You May Also Like

Maps and globes as a decor trend inspire travel

This new home decor trend pulls double duty as healthy travel inspo

Ceramic pot for spring flowers and plants

The 10 ceramic vases you need now for your spring flowers

tiny home organizational tips anyone can use

8 genius organizational tips to steal from tiny homes

"10 Things I Hate About You" house is for sale

Nostalgic healthy-home alert: You can now *buy* the “10 Things I Hate About You” house

Feng Shui Your Bedroom

Try these 7 super simple feng shui tips for a better night’s sleep

Functional plants

These are the plants that will actually detox your air
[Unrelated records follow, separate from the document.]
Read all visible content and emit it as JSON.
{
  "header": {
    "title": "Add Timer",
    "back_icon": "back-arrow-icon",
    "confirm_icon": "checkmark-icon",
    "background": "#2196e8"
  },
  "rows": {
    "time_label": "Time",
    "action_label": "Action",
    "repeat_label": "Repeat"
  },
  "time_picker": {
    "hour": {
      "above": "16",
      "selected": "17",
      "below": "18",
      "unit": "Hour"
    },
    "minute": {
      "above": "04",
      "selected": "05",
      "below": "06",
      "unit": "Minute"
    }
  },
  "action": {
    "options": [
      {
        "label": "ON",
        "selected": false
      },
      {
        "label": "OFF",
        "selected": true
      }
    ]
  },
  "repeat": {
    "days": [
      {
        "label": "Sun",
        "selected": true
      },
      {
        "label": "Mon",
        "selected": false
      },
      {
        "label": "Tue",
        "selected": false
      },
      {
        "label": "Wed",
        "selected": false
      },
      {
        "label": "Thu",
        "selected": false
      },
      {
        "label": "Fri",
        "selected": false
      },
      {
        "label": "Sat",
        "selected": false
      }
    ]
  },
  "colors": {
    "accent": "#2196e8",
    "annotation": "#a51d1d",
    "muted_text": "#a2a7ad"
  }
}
Why you should collect your art in blanket form

Blankets becoming art. Pin It
Photo: k apostrophe

Whether you’re calling it cheerful modern minimalism, langom (the Swedish attitude toward living a tidy, balanced life), or hygge (that buzzy Danish tendency to take pleasure from soothing things), the overwhelming urge to stay cuddled while keeping unnecessary clutter at bay is only growing stronger as the dead of winter keeps us parked on the couch.

While it seems obviously trendy right now, I love the timeless philosophy behind making the best of long, dark winters and cozying up with friends and family,” enthuses Carly Martin, the New York-bred, Wicker Park-based artist and founder behind The Clementine Studio’s charming watercolor prints. “I wanted to create something tangible for years,” she says. “I’m always cold with plenty of blankets on hand, especially now that I live in Chicago, so I had the idea of designing something functional that I could use to keep warm—and that could look pretty just sitting on a couch.”

Blankets as art
Photo: Clementine Studio

Inspired to turn a tightly edited list of paper and ink creations into just that, Martin sought out a small, family-owned business in North Carolina that could transform her work into handwoven, 100% recycled cotton throws. Functioning as both a showpiece when perched like a tapestry on a wall or a cloud-soft blanket when draped over the shoulders, the final result lacks only a bad angle.

Not everyone may feel the need to collect paintings and sculptures, but these blankets serve as a well-designed home good that can be enjoyed every day.

“I can’t get over how well the watercolor translates to the woven cotton,” Martin notes of her vibrant pieces that range from a thoughtful Frida Kahlo surrounded by botanicals to a coyly posing tiger (which she displays on a wall in her living room). “One of my favorite aspects of these blankets is the flip side—it shows all of the different colored threads used to create the design and ends up being a beautiful reverse image.”  Martin intentionally priced the blankets to sell, at under $100, as she tests out her dream project, with plans to expand into boutiques in 2018.

Artful blankets
Photo: The Clementine Studio

She isn’t alone in her material instincts. Coming in toasty warm from the west coast, fellow artist K’era Morgan also launched a line of handwoven blankets from her collection of art prints this October under the label k-apostrophe (a subtly eponymous nod).

Blending her mixed-media collage, painting, and mark-making work with her love of textiles, Morgan’s fascination with global traditions worked its way into her hand-finished, American-made cotton throws. “Textiles from around the world are rich with culture and history—I like the cross section of form and function,” explains Morgan of her foray into woven expression, which also serves to broaden the scope of her clientele, since now, even “super stylish yogis can use them as a prop or extra warmth during Savasana.”

Blankets as art.
Photo: K Apostrophe

Not everyone may feel the need to collect paintings and sculptures, but these blankets serve as a well-designed home good that can be enjoyed every day. “They’re precious, but sturdy enough for everyday wear and tear,” she promises of the brightly-hued masterpieces, with cerebral names like Practicing Restraint, comprised of floating shapes of soft yellow and watermelon pink, and Tiebele (inspired by the African village in Burkina Faso of the same name), its vivid green and blue strokes surrounding graphic black and white markings.

“Funny enough: It isn’t the textiles that I love from that region, but rather its colorful windowless homes also known as ‘sukhala’—the curvy structures are hand-painted in these bold chevron and harlequin patterns by the women of the Kassaena Tribe,” Morgan shares. “I was intrigued by the idea of interpreting these motifs that are outside of their homes on hard protective surfaces into something that you can take inside a dwelling and literally wrap around you as a shield.”

And that she does, admitting that she walks around her studio regularly dressed in her work, draping it over her shoulders like a cape. “We get blankets as babies and it shouldn’t stop when we enter adulthood, they are the ultimate functional home accessory, adding a bit of style and color when draped over the sofa or across the bed. It’s like giving the gift of warmth and relaxation.”

Everyone could use a tip or two on staying warm in the dead of winter, so here are some chunky knit blankets that will keep you toasty and this is how to make your bed into a total sanctuary.